### RECORDED INFORMATION ###

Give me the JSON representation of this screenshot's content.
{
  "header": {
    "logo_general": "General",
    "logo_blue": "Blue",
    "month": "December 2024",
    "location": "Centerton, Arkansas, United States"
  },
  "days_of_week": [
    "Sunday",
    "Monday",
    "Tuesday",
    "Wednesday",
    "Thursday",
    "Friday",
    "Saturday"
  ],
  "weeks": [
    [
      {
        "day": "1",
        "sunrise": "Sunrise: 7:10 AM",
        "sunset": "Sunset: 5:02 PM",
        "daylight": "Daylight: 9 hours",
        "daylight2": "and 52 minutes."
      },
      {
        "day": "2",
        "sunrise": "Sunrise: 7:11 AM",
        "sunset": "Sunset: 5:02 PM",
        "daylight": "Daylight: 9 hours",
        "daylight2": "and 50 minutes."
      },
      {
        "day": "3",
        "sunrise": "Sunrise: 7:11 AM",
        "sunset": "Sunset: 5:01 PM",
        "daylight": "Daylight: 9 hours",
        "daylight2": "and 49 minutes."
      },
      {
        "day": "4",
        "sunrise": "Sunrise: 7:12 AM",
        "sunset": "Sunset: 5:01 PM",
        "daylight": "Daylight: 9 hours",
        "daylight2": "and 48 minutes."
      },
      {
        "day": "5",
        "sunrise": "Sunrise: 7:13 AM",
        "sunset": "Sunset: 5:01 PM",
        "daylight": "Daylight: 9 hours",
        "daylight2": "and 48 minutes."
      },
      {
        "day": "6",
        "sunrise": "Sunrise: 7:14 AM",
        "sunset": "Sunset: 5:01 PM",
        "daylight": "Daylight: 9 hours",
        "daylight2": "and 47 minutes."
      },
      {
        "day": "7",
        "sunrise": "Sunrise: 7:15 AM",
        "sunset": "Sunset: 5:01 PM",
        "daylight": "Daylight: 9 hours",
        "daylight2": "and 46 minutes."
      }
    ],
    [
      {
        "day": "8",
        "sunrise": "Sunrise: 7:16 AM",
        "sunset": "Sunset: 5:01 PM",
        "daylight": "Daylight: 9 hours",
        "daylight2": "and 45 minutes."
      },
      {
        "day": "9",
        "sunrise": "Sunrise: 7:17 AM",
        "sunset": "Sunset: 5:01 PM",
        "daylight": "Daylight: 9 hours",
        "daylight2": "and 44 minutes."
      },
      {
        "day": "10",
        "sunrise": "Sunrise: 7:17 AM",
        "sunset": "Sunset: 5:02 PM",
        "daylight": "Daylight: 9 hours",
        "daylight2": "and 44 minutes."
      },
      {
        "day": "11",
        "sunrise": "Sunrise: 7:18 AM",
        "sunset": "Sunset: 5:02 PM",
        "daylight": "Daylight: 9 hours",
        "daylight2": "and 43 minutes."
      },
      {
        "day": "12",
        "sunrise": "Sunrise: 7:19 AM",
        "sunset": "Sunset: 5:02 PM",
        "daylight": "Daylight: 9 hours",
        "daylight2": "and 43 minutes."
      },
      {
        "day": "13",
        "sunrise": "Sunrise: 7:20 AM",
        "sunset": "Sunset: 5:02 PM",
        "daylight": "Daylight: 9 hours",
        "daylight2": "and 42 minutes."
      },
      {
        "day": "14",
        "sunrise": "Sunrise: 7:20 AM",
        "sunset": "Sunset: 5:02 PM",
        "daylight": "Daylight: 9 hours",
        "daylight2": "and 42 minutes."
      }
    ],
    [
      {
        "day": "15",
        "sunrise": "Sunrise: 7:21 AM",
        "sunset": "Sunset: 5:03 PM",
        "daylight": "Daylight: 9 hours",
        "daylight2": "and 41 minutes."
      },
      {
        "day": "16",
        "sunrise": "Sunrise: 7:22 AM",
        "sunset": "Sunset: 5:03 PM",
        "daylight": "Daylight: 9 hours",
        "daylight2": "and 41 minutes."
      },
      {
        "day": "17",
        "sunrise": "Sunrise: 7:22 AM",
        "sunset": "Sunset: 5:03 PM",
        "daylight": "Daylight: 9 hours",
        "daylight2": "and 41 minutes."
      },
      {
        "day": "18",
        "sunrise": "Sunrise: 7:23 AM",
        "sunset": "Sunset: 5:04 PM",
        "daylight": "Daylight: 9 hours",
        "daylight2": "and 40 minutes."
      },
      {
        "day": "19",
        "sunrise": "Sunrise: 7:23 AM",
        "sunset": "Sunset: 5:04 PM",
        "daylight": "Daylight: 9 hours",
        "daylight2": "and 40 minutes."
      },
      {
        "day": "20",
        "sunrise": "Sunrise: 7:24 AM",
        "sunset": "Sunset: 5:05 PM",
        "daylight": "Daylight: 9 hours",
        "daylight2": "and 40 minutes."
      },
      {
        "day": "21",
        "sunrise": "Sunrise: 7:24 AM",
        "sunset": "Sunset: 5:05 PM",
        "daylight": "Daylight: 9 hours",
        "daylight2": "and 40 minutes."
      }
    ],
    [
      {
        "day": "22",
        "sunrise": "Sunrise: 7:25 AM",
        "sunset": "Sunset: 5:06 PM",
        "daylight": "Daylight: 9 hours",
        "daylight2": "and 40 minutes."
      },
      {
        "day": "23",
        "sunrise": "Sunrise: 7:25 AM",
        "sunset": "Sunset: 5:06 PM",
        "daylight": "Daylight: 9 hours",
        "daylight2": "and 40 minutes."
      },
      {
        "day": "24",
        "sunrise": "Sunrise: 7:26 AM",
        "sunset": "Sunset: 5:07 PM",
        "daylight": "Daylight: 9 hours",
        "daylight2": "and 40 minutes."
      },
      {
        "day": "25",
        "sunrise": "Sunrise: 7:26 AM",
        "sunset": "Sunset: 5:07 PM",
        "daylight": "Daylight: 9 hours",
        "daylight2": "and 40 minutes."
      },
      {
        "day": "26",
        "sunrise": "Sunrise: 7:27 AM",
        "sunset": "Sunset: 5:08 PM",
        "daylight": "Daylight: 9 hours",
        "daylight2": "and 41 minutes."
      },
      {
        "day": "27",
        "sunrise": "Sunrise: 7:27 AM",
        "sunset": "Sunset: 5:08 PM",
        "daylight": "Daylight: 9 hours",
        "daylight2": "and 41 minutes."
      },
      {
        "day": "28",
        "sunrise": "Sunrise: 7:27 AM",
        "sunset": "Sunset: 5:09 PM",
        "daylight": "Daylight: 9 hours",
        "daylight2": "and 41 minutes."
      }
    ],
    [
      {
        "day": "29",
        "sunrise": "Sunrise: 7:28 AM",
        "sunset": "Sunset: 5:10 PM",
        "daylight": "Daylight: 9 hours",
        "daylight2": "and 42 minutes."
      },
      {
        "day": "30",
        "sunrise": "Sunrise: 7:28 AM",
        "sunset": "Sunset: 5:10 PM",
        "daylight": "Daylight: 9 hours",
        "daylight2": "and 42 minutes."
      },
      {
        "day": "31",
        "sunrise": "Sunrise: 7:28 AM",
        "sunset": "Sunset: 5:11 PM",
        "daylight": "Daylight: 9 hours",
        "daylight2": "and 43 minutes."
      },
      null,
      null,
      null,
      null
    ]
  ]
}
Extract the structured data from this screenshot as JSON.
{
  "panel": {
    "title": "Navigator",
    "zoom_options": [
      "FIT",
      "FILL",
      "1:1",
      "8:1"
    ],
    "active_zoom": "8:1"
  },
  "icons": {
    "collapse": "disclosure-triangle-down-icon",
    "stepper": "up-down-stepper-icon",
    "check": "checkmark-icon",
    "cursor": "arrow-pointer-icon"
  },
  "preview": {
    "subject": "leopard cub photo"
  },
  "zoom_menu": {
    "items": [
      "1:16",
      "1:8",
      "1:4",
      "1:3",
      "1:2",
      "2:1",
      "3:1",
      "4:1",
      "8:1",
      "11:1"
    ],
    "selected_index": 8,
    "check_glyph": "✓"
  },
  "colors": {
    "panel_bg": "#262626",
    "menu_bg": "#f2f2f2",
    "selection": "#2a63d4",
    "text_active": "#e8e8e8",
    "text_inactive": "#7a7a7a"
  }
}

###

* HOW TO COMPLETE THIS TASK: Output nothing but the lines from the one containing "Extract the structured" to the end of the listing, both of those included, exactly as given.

* REPLY TO THE TASK:
Extract the structured data from this screenshot as JSON.
{
  "panel": {
    "title": "Navigator",
    "zoom_options": [
      "FIT",
      "FILL",
      "1:1",
      "8:1"
    ],
    "active_zoom": "8:1"
  },
  "icons": {
    "collapse": "disclosure-triangle-down-icon",
    "stepper": "up-down-stepper-icon",
    "check": "checkmark-icon",
    "cursor": "arrow-pointer-icon"
  },
  "preview": {
    "subject": "leopard cub photo"
  },
  "zoom_menu": {
    "items": [
      "1:16",
      "1:8",
      "1:4",
      "1:3",
      "1:2",
      "2:1",
      "3:1",
      "4:1",
      "8:1",
      "11:1"
    ],
    "selected_index": 8,
    "check_glyph": "✓"
  },
  "colors": {
    "panel_bg": "#262626",
    "menu_bg": "#f2f2f2",
    "selection": "#2a63d4",
    "text_active": "#e8e8e8",
    "text_inactive": "#7a7a7a"
  }
}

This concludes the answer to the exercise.